Columbia Model CH-47D Chinook dropping water with a 2,800 gallons capacity. Photo courtesy of Columbia Helicopters
Oregon-based Columbia Helicopters said Nov. 14 it has put all of its available iron in the air to help fight the wildfires in northern and southern California.
After fires broke out over the past week, Columbia scrambled five Chinooks — three Boeing CH-47Ds and two Boeing Model 234s.
Two of the CH-47Ds are fighting the Woolsey Fire in southern California, while one CH-47D and the two 234s are fighting the Camp Fire in northern California.
Keith Saylor, director of commercial operations for Columbia Helicopters, said that the company "over-crewed our aircraft so we’re able to fly every available minute of the day without worrying about exceeding the mandatory crew rest periods.”
Nearly 9,000 firefighters, fixed-wing aircraft, ground equipment and 45 helicopters, including Sikorsky S-70 Firehawks, UH-60A Utility Hawks, Boeing CH-47s and Model 234s, Bell UH-1s and Sikorsky S-64 Skycranes, have battled three wildfires across California, including Camp Fire, which has killed 48 people and is on record as the deadliest fire in state history.
A number of companies have sent their helicopters to help in tamping down the fires, including Columbia Helicopters, PJ Helicopters, Erickson, Helimax Aviation and CHI Aviation.
As with other fires, the operational tempo and the density of aircraft fighting the fires have been challenging at times for air crews, but Cal Fire's Boeing OV-10A air tactical fixed-wing aircraft have functioned to de-conflict airspace.
Operating on multiple radio air-to-air and air-to-ground frequencies is easier on co-piloted rotorcraft, such as the CH-47Ds and 234s, according to helicopter analysts. Helicopter firefighting crews are able to time their water drops through radio coordination — a timing reflected in the saying, "Out of the dip, off the drop." After one helo picks up flame retardant or water, the pilot calls in to say that the helo is "out of the dip." At that time, a helicopter fighting the fire will know to come "off the drop" to give the newly re-hydrated helicopter room to operate.
Three of Columbia Helicopters' rotorcraft are using external, Bambi buckets by SEI Industries Ltd., including one CH-47D that used the Pacific Ocean Nov. 14 to re-hydrate to fight the Woolsey Fire. The other Columbia CH-47D in southern California was dropping water from its internal tank after using Lake Sherwood to re-hydrate.
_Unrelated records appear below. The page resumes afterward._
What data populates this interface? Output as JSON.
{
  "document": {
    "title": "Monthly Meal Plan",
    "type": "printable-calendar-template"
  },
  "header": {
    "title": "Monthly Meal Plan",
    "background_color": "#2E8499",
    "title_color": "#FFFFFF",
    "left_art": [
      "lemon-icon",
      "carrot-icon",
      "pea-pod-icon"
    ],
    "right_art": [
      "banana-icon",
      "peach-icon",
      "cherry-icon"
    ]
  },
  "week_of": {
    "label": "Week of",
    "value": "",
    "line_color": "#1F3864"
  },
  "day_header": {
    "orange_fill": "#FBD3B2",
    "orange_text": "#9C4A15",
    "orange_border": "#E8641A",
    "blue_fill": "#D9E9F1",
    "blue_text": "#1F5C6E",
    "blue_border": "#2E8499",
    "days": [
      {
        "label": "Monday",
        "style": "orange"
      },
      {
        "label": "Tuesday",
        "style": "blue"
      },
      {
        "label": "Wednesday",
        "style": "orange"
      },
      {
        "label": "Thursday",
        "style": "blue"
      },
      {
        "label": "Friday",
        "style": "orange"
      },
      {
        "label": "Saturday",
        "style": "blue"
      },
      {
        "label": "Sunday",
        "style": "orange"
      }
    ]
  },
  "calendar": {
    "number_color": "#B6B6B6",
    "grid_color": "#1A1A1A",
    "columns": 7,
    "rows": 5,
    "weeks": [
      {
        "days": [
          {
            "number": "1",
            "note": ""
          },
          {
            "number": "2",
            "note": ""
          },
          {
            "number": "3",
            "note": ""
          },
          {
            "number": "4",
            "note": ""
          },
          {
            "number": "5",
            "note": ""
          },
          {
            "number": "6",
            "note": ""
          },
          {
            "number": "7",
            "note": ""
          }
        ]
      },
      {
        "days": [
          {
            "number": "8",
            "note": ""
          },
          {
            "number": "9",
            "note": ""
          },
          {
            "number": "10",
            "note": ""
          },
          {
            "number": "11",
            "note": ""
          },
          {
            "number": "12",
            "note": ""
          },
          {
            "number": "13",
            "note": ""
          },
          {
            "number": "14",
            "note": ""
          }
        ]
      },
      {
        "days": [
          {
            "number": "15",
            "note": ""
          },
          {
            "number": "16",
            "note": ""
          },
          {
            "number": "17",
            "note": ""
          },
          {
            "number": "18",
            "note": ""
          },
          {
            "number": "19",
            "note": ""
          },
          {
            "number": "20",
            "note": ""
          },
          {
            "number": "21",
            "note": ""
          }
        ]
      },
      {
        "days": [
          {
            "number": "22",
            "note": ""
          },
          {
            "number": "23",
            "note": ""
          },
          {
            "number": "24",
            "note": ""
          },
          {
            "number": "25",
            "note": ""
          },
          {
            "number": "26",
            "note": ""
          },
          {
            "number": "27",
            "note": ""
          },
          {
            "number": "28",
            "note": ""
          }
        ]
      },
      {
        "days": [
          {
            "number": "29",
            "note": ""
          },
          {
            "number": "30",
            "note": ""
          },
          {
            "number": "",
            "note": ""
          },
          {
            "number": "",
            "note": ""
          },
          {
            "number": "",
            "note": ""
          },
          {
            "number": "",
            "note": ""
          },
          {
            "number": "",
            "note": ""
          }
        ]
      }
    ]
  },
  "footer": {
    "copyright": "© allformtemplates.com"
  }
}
The CH-47Ds have a 2,800-gallon internal tank capacity, a 2,600-gallon bucket capacity and an ability to hold foam, gel and flame retardant, in addition to water.
Carried up to 200 feet below a helicopter, Bambi buckets permit pilots to re-hydrate from streams or ponds as shallow as 18 inches, while pilots of helos using external or internal firefighting water tanks can refill the tanks using powered snorkels or by skimming across the surface of a body of water, according to Helicopter Association International (HAI).
Dispersion of water or retardant is flexible, as pilots are able to drop all at once, open and close the gates to create a series of smaller drops, or slightly open the gate while in forward flight to create a fire line, HAI said.
HAI President Matt Zuccaro said in a statement that "at the end of the day, there is no better tool for fighting fires than helicopters."
“However, while helicopters play a vital role in battling wildland fires, we gratefully acknowledge that it is the crews on the ground — the men and women out on the lines — who actually put out the fires," he said.
Zuccaro said that helicopters also are important in fire recovery efforts, as they will fly reseeding operations over burned areas in southern California to promote the rapid growth of grasses and other plants to mitigate future mudslides, while helicopters may aid in harvesting northern California burned timber that may have some commercial value. The harvest would prevent additional damage to slopes and provide additional funds for recovery efforts, according to HAI. In addition, rotorcraft "play a vital role in reestablishing infrastructure elements, such as powerline towers and water flumes," the group said.